**ABOUT THIS TASK**
The result should be the line with "Parse this screenshot: output" followed by every remaining line of the entries, each reproduced exactly, with nothing else.

─── THE DATA ───

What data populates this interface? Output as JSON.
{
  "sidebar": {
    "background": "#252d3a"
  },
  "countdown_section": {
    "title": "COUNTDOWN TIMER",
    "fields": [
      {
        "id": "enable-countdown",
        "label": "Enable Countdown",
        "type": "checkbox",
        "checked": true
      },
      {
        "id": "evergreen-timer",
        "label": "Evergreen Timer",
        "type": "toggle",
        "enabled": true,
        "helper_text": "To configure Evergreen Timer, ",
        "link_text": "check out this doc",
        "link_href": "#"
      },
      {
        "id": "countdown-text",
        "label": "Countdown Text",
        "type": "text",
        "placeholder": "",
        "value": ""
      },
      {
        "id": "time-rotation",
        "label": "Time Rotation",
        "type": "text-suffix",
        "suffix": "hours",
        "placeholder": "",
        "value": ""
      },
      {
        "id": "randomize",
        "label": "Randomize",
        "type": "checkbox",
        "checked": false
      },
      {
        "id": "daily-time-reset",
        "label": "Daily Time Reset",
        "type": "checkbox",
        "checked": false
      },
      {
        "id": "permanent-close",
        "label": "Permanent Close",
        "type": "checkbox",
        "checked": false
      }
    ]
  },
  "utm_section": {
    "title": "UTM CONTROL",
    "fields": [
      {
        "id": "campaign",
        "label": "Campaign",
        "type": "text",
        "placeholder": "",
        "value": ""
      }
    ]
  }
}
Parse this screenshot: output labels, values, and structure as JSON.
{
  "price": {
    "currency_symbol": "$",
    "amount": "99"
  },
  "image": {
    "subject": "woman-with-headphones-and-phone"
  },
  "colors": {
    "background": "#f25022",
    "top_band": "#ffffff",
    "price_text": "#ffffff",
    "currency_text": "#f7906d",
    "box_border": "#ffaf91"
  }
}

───

**YOUR RESPONSE**
Parse this screenshot: output labels, values, and structure as JSON.
{
  "price": {
    "currency_symbol": "$",
    "amount": "99"
  },
  "image": {
    "subject": "woman-with-headphones-and-phone"
  },
  "colors": {
    "background": "#f25022",
    "top_band": "#ffffff",
    "price_text": "#ffffff",
    "currency_text": "#f7906d",
    "box_border": "#ffaf91"
  }
}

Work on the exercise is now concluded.